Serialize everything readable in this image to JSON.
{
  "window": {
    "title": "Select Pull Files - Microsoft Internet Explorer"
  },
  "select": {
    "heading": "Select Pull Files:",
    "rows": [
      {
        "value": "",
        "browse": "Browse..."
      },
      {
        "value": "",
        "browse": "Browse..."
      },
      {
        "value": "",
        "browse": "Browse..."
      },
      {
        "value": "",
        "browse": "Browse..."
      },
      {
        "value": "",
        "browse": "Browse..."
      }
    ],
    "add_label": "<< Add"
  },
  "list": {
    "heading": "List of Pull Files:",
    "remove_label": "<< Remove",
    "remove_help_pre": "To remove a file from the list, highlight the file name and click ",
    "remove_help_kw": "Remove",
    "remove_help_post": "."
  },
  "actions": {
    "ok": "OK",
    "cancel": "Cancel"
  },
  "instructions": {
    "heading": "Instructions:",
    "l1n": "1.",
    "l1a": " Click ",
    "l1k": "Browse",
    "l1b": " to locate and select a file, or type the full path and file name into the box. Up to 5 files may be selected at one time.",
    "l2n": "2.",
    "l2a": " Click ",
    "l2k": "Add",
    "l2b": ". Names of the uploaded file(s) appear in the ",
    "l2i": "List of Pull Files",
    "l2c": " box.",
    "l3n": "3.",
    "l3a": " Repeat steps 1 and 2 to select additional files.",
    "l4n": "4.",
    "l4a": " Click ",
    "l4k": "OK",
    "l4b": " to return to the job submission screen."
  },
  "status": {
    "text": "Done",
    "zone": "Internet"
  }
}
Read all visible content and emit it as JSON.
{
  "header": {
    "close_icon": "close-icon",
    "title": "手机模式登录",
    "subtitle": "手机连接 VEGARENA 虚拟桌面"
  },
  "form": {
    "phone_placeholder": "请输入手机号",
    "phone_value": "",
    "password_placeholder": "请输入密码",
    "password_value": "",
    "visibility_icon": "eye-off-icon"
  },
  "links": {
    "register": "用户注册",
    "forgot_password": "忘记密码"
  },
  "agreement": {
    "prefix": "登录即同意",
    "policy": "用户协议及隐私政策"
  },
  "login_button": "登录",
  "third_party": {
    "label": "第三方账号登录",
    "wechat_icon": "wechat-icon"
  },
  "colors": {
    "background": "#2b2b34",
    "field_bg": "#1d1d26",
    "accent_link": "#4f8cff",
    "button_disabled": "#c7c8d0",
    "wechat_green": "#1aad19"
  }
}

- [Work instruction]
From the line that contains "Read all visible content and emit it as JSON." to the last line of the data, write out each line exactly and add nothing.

- [Problem solution]
Read all visible content and emit it as JSON.
{
  "header": {
    "close_icon": "close-icon",
    "title": "手机模式登录",
    "subtitle": "手机连接 VEGARENA 虚拟桌面"
  },
  "form": {
    "phone_placeholder": "请输入手机号",
    "phone_value": "",
    "password_placeholder": "请输入密码",
    "password_value": "",
    "visibility_icon": "eye-off-icon"
  },
  "links": {
    "register": "用户注册",
    "forgot_password": "忘记密码"
  },
  "agreement": {
    "prefix": "登录即同意",
    "policy": "用户协议及隐私政策"
  },
  "login_button": "登录",
  "third_party": {
    "label": "第三方账号登录",
    "wechat_icon": "wechat-icon"
  },
  "colors": {
    "background": "#2b2b34",
    "field_bg": "#1d1d26",
    "accent_link": "#4f8cff",
    "button_disabled": "#c7c8d0",
    "wechat_green": "#1aad19"
  }
}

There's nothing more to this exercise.